Please return each of the entries that follow, unchanged in every word.

→ **Data shown**:
-=-=-

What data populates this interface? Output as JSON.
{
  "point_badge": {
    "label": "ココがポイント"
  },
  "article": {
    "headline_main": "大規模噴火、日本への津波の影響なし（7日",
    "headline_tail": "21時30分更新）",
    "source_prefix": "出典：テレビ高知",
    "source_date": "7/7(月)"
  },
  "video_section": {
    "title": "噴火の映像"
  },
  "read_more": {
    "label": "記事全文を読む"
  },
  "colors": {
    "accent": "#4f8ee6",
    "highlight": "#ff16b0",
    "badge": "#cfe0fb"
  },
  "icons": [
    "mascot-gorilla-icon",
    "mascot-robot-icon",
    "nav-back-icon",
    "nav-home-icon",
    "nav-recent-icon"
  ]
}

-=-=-

→ **Written solution**:
What data populates this interface? Output as JSON.
{
  "point_badge": {
    "label": "ココがポイント"
  },
  "article": {
    "headline_main": "大規模噴火、日本への津波の影響なし（7日",
    "headline_tail": "21時30分更新）",
    "source_prefix": "出典：テレビ高知",
    "source_date": "7/7(月)"
  },
  "video_section": {
    "title": "噴火の映像"
  },
  "read_more": {
    "label": "記事全文を読む"
  },
  "colors": {
    "accent": "#4f8ee6",
    "highlight": "#ff16b0",
    "badge": "#cfe0fb"
  },
  "icons": [
    "mascot-gorilla-icon",
    "mascot-robot-icon",
    "nav-back-icon",
    "nav-home-icon",
    "nav-recent-icon"
  ]
}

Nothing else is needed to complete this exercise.